Item (direct transcription):
There’s a hiking trail [in New Jersey] that I went on a couple times with a group of friends. It was about eight of us. And there’s a place called Apple Pie Hill. And it’s along the Appalachian Mountains. Like, the very beginning of it. And the trail that’s like the biggest trail that’s most popular and closest to where we live… when you go up it—it’s a couple of miles—um, when you go up on it, at the very, very top—at the top of Apple Pie Hill—there’s like a tower. And, uh, it’s abandoned. But there’s like a bunch of writing on it. People visit it all the time. They would leave like locks on it, or whatever, like “I love you” locks and stuff. People write on it a lot. I wrote down “USC Fight on! Class of 2019” on it.

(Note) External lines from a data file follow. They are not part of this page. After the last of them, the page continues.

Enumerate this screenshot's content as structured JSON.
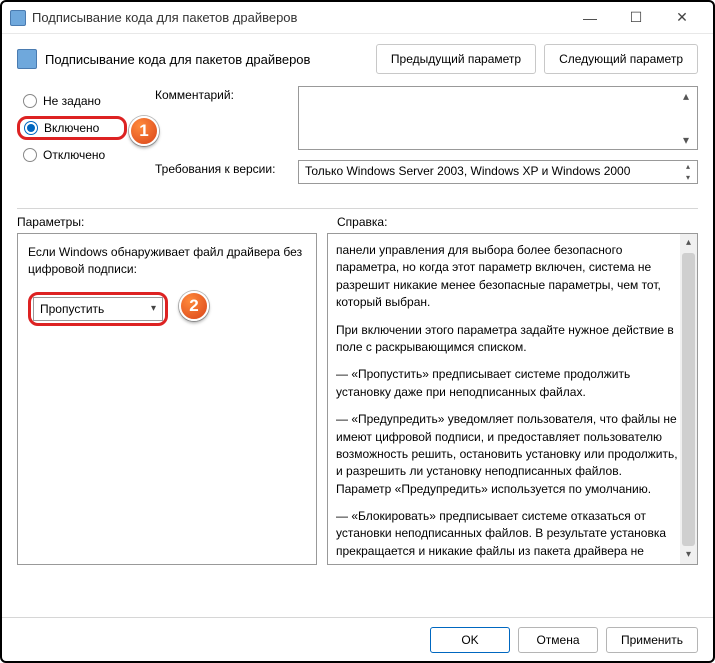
{
  "window": {
    "title": "Подписывание кода для пакетов драйверов",
    "min": "—",
    "max": "☐",
    "close": "✕"
  },
  "header": {
    "pageTitle": "Подписывание кода для пакетов драйверов",
    "prevBtn": "Предыдущий параметр",
    "nextBtn": "Следующий параметр"
  },
  "radios": {
    "notConfigured": "Не задано",
    "enabled": "Включено",
    "disabled": "Отключено"
  },
  "labels": {
    "comment": "Комментарий:",
    "requirements": "Требования к версии:",
    "parameters": "Параметры:",
    "help": "Справка:"
  },
  "requirementsText": "Только Windows Server 2003, Windows XP и Windows 2000",
  "options": {
    "prompt": "Если Windows обнаруживает файл драйвера без цифровой подписи:",
    "selected": "Пропустить"
  },
  "help": {
    "p1": "панели управления для выбора более безопасного параметра, но когда этот параметр включен, система не разрешит никакие менее безопасные параметры, чем тот, который выбран.",
    "p2": "При включении этого параметра задайте нужное действие в поле с раскрывающимся списком.",
    "p3": "—   «Пропустить» предписывает системе продолжить установку даже при неподписанных файлах.",
    "p4": "—   «Предупредить» уведомляет пользователя, что файлы не имеют цифровой подписи, и предоставляет пользователю возможность решить, остановить установку или продолжить, и разрешить ли установку неподписанных файлов. Параметр «Предупредить» используется по умолчанию.",
    "p5": "—   «Блокировать» предписывает системе отказаться от установки неподписанных файлов. В результате установка прекращается и никакие файлы из пакета драйвера не"
  },
  "badges": {
    "one": "1",
    "two": "2"
  },
  "footer": {
    "ok": "OK",
    "cancel": "Отмена",
    "apply": "Применить"
  }
}
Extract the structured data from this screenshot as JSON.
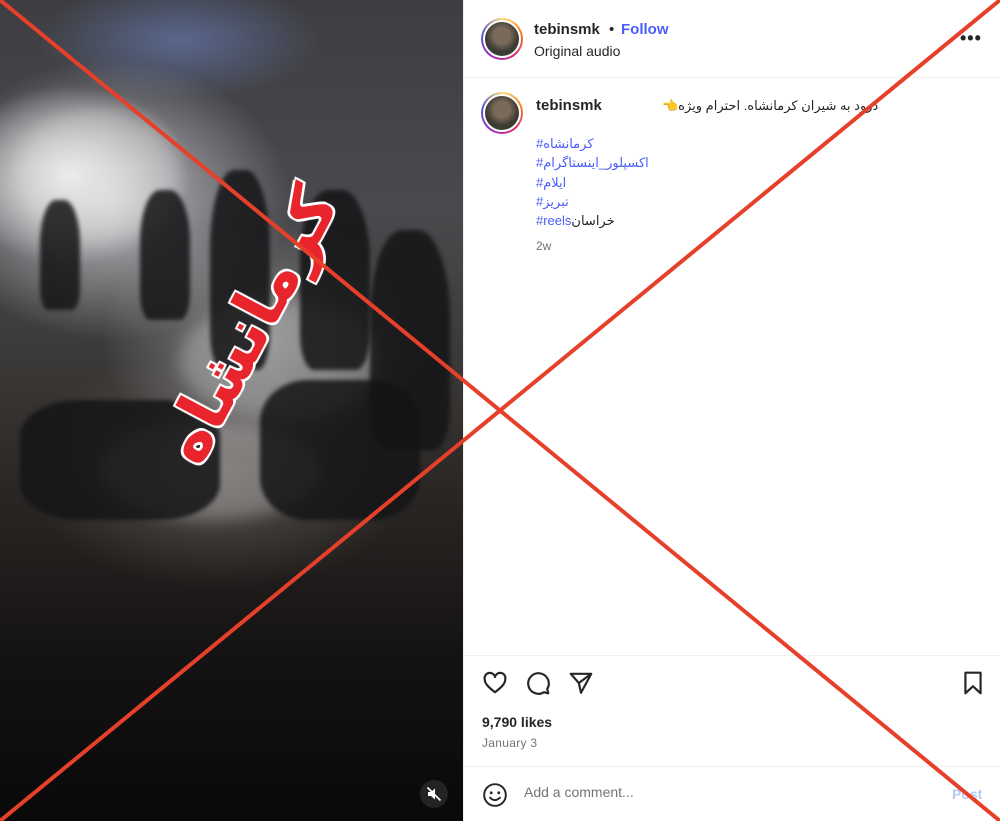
{
  "video": {
    "overlay_text": "کرمانشاه",
    "mute_icon": "speaker-muted-icon"
  },
  "post": {
    "author": {
      "username": "tebinsmk",
      "separator": "•",
      "follow_label": "Follow",
      "audio_label": "Original audio"
    },
    "more_label": "•••",
    "caption": {
      "username": "tebinsmk",
      "text": "درود به شیران کرمانشاه. احترام ویژه👈",
      "hashtags": [
        "#کرمانشاه",
        "#اکسپلور_اینستاگرام",
        "#ایلام",
        "#تبریز",
        "#reels"
      ],
      "last_line_suffix": "خراسان",
      "time_ago": "2w"
    },
    "actions": {
      "like_icon": "heart-icon",
      "comment_icon": "comment-icon",
      "share_icon": "share-icon",
      "save_icon": "bookmark-icon"
    },
    "likes_label": "9,790 likes",
    "date_label": "January 3"
  },
  "comment": {
    "emoji_icon": "emoji-icon",
    "placeholder": "Add a comment...",
    "post_label": "Post"
  },
  "colors": {
    "accent_blue": "#4a5df9",
    "cross_red": "#e6402a",
    "overlay_red": "#e8242c",
    "post_disabled": "#b2c9f7"
  }
}
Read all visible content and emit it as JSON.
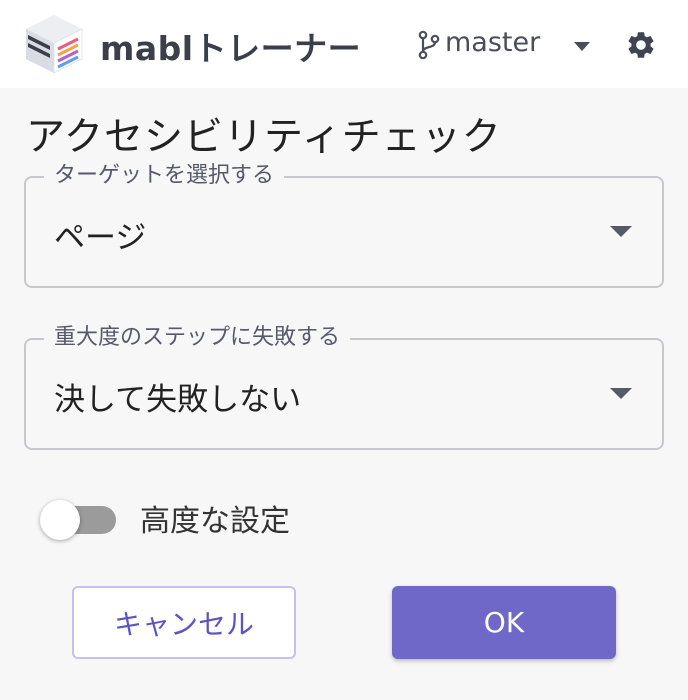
{
  "header": {
    "app_title": "mablトレーナー",
    "branch": "master",
    "icons": {
      "logo": "mabl-logo-icon",
      "branch": "git-branch-icon",
      "branch_dropdown": "caret-down-icon",
      "settings": "gear-icon"
    }
  },
  "dialog": {
    "title": "アクセシビリティチェック",
    "target_field": {
      "label": "ターゲットを選択する",
      "value": "ページ"
    },
    "severity_field": {
      "label": "重大度のステップに失敗する",
      "value": "決して失敗しない"
    },
    "advanced_toggle": {
      "label": "高度な設定",
      "enabled": false
    },
    "buttons": {
      "cancel": "キャンセル",
      "ok": "OK"
    }
  },
  "colors": {
    "primary": "#6f68c8",
    "cancel_text": "#5b55c0",
    "toggle_off": "#9b9b9b",
    "border": "#c7c7cc"
  }
}
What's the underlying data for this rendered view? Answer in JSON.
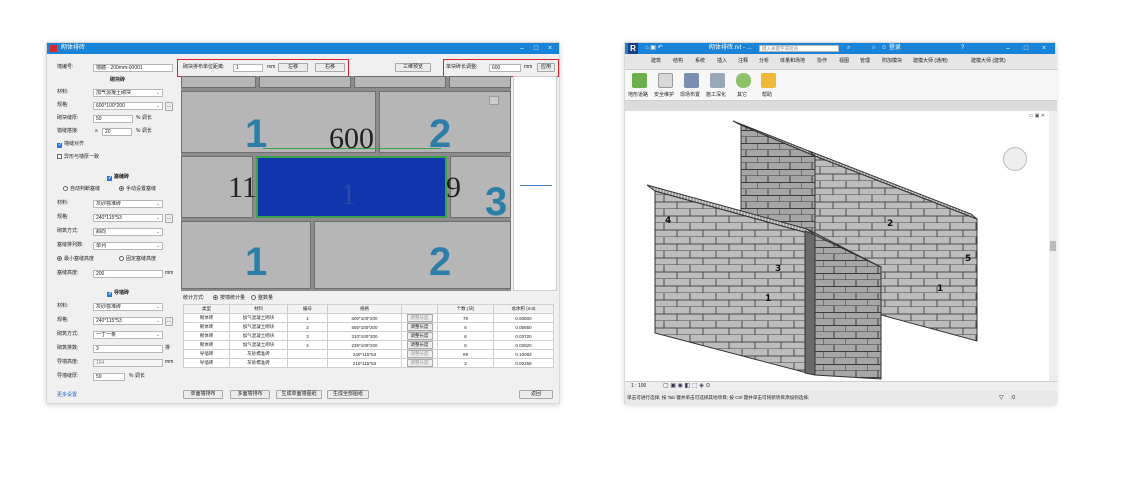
{
  "left": {
    "title": "砌体排砖",
    "wall_name_label": "墙编号:",
    "wall_name": "墙體 - 200mm-00001",
    "sections": {
      "block": "砌块砖",
      "top": "塞缝砖",
      "bottom": "导墙砖"
    },
    "material_label": "材料:",
    "spec_label": "规格:",
    "mortar_label": "砌块缝厚:",
    "mortar_value": "50",
    "mortar_unit": "% 调长",
    "spacing_label": "错缝搭接:",
    "spacing_prefix": "≥",
    "spacing_value": "20",
    "spacing_unit": "% 调长",
    "check_seam": "墙缝对齐",
    "check_same": "异形与墙厚一致",
    "block_material": "加气混凝土砌块",
    "block_spec": "600*100*200",
    "auto_label": "自动判断塞缝",
    "manual_label": "手动设置塞缝",
    "top_material": "灰砂標准砖",
    "top_spec": "240*115*53",
    "arr_label": "砌筑方式:",
    "arr_value": "斜向",
    "angle_label": "塞缝排列数:",
    "angle_value": "单列",
    "min_height_label": "最小塞缝高度",
    "fixed_height_label": "固定塞缝高度",
    "height_label": "塞缝高度:",
    "height_value": "200",
    "unit_mm": "mm",
    "bottom_material": "灰砂標准砖",
    "bottom_spec": "240*115*53",
    "bottom_arr": "一丁一条",
    "rows_label": "砌筑排数:",
    "rows_value": "3",
    "rows_unit": "排",
    "base_height_label": "导墙高度:",
    "base_height_value": "164",
    "gap_label": "导墙缝厚:",
    "gap_value": "50",
    "link_more": "更多设置",
    "toolbar": {
      "offset_label": "砌块排布单位距离:",
      "offset_value": "1",
      "unit": "mm",
      "left_btn": "左移",
      "right_btn": "右移",
      "view3d_btn": "三维预览",
      "adj_label": "单块砖长调整:",
      "adj_value": "600",
      "apply_btn": "应用"
    },
    "canvas": {
      "n1a": "1",
      "n600": "600",
      "n2a": "2",
      "n11": "11",
      "n1c": "1",
      "n9": "9",
      "n3": "3",
      "n1b": "1",
      "n2b": "2"
    },
    "stats": {
      "label": "统计方式:",
      "opt1": "按墙统计量",
      "opt2": "整数量"
    },
    "table": {
      "headers": [
        "类型",
        "材料",
        "编号",
        "规格",
        "",
        "个数 (块)",
        "总体积 (m3)"
      ],
      "rows": [
        [
          "砌体砖",
          "加气混凝土砌块",
          "1",
          "600*100*200",
          "调整长度",
          "78",
          "0.93600"
        ],
        [
          "砌体砖",
          "加气混凝土砌块",
          "2",
          "555*100*200",
          "调整长度",
          "6",
          "0.06660"
        ],
        [
          "砌体砖",
          "加气混凝土砌块",
          "3",
          "310*100*200",
          "调整长度",
          "6",
          "0.03720"
        ],
        [
          "砌体砖",
          "加气混凝土砌块",
          "4",
          "235*100*200",
          "调整长度",
          "6",
          "0.02820"
        ],
        [
          "导墙砖",
          "灰砂標准砖",
          "",
          "240*115*53",
          "调整长度",
          "69",
          "0.10093"
        ],
        [
          "导墙砖",
          "灰砂標准砖",
          "",
          "210*115*53",
          "调整长度",
          "2",
          "0.00256"
        ]
      ]
    },
    "bottom_buttons": [
      "单面墙排布",
      "多面墙排布",
      "生成单面墙图纸",
      "生成全部图纸"
    ],
    "return_btn": "返回"
  },
  "right": {
    "title": "砌体排砖.rvt - ...",
    "search_placeholder": "键入关键字或短语",
    "login": "登录",
    "menu": [
      "建筑",
      "结构",
      "系统",
      "插入",
      "注释",
      "分析",
      "体量和场地",
      "协作",
      "视图",
      "管理",
      "附加模块",
      "建模大师 (通用)",
      "建模大师 (建筑)"
    ],
    "ribbon": [
      "地形道路",
      "安全维护",
      "现场布置",
      "施工深化",
      "其它",
      "帮助"
    ],
    "scale": "1 : 100",
    "status": "单击可进行选择; 按 Tab 键并单击可选择其他项目; 按 Ctrl 键并单击可将新项目添加到选择;",
    "status_right": ":0"
  }
}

There’s a story, though, behind that tower. That tower, you can go up on it—you can spiral up. Um, it’s like, it’s like a metal tower, but then there’s like a little box—like a room—on the very top. And the only way that you can get in is up a ladder there’s a little latch. Kinda like how you would get into an attic. But it’s locked. And there’s a story on why. And it’s because that tower, that place, that certain area is haunted. Because that tower is a… back in the old days—you know, when they didn’t have satellites and just didn’t have the technology that we have today—the way, uh, they would, uh, look out for wildfires was there was literally a guy watching from a tower like that. It’s a really old tower. Like, it looked really unsteady.
But, um, there’s a legend saying that the place is haunted by this one guy, ’cause he was a park ranger and there was a forest fire going on. But he was sleeping on that tower. So by the time he saw the fire and he wanted to, like, alert people, uh, the fire was, like, engulfing the mountain around him. He died there. He was burnt to death in those mountains. So they think his ghost still wanders around those mountains to this day.
The informant was told the story by his friend’s mother. He suspects that she was embellishing the story.
He’s not sure whether it’s true that a park ranger died on Apple Pie Hill, but he thinks it’s possible. He says he would be scared to visit the tower at night.
The informant treats this story as a cherished memory. Evidently, his visit to the tower and the story associated with it had a significant impact on him, as he was eager to share photos of him and his friends at the tower.
This legend seems to match common American stories about haunted locations. It has the usual motif of someone dying in an unusual way, then becoming a ghost and haunting the site of their death.